I leave next week on assignments to Vanuatu, then the Cook Islands which will pretty much take me up to the Christmas break.
As you might imagine, I’m looking forward to photographing both destinations again – particularly having spent the past few weeks in the studio processing images for three new coffee table books we’re publishing (previous post), and adding to our commercial photo library at www.davidkirklandphotography.com.
I’d have to say, there are few pleasures in going back and scouring through my archive of, literally, tens of thousands of raw images from previous assignments – to find the ocassional photograph that may have potential for the projects we’re working on.
As a professional tourism photographer, my priority is to provide my clients with the best selection of photographs from the assignment, matched to their Shot List – which I do. But it needs to be done efficiently as the client tends to want them as soon as possible, and – from a business perspective – there’s a limit to how long I can spend selecting and working on the best images before handing them over and heading off on the next assignment.
So, having returned to the archives with a bit more time and a perspective that can only come with distance, I’m happy to say there has been some gems to be found. Of course, the raw images still need to be processed then captioned and meta-tagged (joy) before uploading but I’ve managed to take some comfort knowing that photographs like these two (above and below) from an earlier PNG assignment will get to see the light of day and that someone else might come to value them as much as I do.
Anyway, time for a change of pace ….and an appointment with the best Kava in the South Pacific (a controversial statement indeed….though I’m sure Alcina will agree).
Below: For your interest, this is the difference between the raw file and a finished photograph, as well as a summary of the post-production process I went through.
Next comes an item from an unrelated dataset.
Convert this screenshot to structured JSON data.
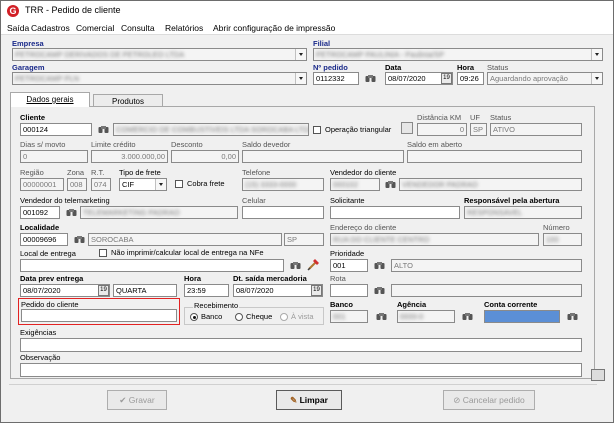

Workflow: Import folder of raw files into Lightroom (probably 300 images altogether) to select the image. Increase exposure and contrast, tinker with whites, tweak vibration and saturation, straighten horizon, crop to suit, vignette, and export to desktop. Then import the file to Photoshop, check for minor imperfections and clone if necessary, adjust curves, sharpen image, dodge and burn to enhance features (ie whiten feathers), layer photo to add “punch”, title the picture, export it to desktop as both 300 dpi RGB Tiff file and 300 dpi J-peg level 12 file. Store Tiff on hard drive as back-up and upload J-peg to www.davidkirklandphotography.com. Then caption and meta tag the picture (which, as you can see from our library, has been the least of my priorities)….And yes, this is what’s involved in processing every photograph that makes the final cut.